Posts Tagged ‘music’

Video: 14-Month Update

Wednesday, February 22nd, 2012 6:29 pm | By Stephanie Woo

Hello Moms, Dads and Montessorians!

Sorry I ‘ve been remiss in updating my blog. Why? Well, I’ve been spending my free time writing a book! Or a booklet, rather. Moms don’t have time to read, as I can attest, so the shorter the book, the better. With that in mind, I’m writing a short, but hopefully thorough, book on raising your child the first year the Montessori Way. I’ve written most of it, but it still needs editing. Watch out – it’ll be coming soon!

Meanwhile, I have so many photos, videos and stories about B and M from the last two months, I don’t even know where to begin!

The girls are now 14 months old – walking, talking and so much more grown up than the last time you heard about them.

Brooke has become a pro at using the spoon.
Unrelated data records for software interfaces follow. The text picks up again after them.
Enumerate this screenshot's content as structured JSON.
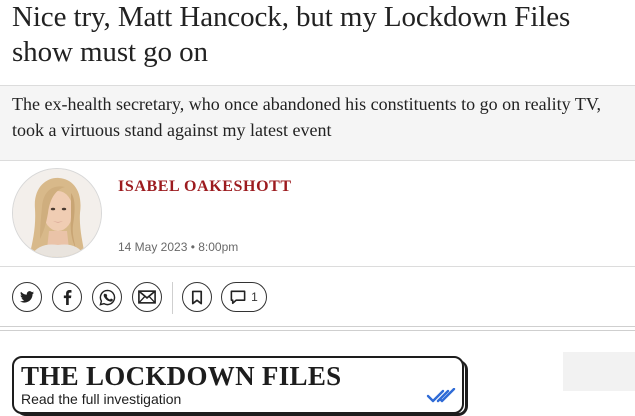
{
  "article": {
    "headline": "Nice try, Matt Hancock, but my Lockdown Files show must go on",
    "standfirst": "The ex-health secretary, who once abandoned his constituents to go on reality TV, took a virtuous stand against my latest event",
    "author": "ISABEL OAKESHOTT",
    "date": "14 May 2023 • 8:00pm"
  },
  "share": {
    "icons": [
      "twitter-icon",
      "facebook-icon",
      "whatsapp-icon",
      "email-icon",
      "bookmark-icon",
      "comment-icon"
    ],
    "comment_count": "1"
  },
  "promo": {
    "title": "THE LOCKDOWN FILES",
    "subtitle": "Read the full investigation",
    "check_color": "#2f6bd6"
  },
  "colors": {
    "byline": "#9c1b1f",
    "standfirst_bg": "#f5f5f5",
    "text": "#222222"
  }
}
She can eat entire bowls of oatmeal, yogurt or rice by herself. All those months of letting her feed herself (and the endless cleaning up that went along with it) is finally starting to pay off! A couple days ago, I decided to up the ante and give her some cereal and milk to eat on her own. It takes a lot of concentration and hand-eye coordination for a child to do this – but both of them love fishing out those one or two O’s with their spoon. They would eat cereal with milk all day long if Mama would let them!

In other news, Mackenzie is absolutely in love with the harmonica. I bought this when they turned one and Mackenzie immediately started blowing on it, but very lightly at first. In the last two months, she’s taken it to new levels. Here’s a little excerpt from my little traveling harmonica player. And I recommend it as a great instrument for little ones to make music!

No more background music

Wednesday, August 24th, 2011 9:30 am | By Stephanie Woo

Children under 6 are avidly absorbing language. However, they cannot screen out background music from what is happening in the foreground. If there is music in the background, they have a much harder time understanding and absorbing the spoken language around them. So when you direct any language at the child, even “Let’s have lunch” or “Let’s take a bath,” make sure the music is OFF. Ask your child’s teacher to do the same. When you play music for your child, enjoy the music. When you talk to them, enjoy the conversation. Don’t do both at the same time.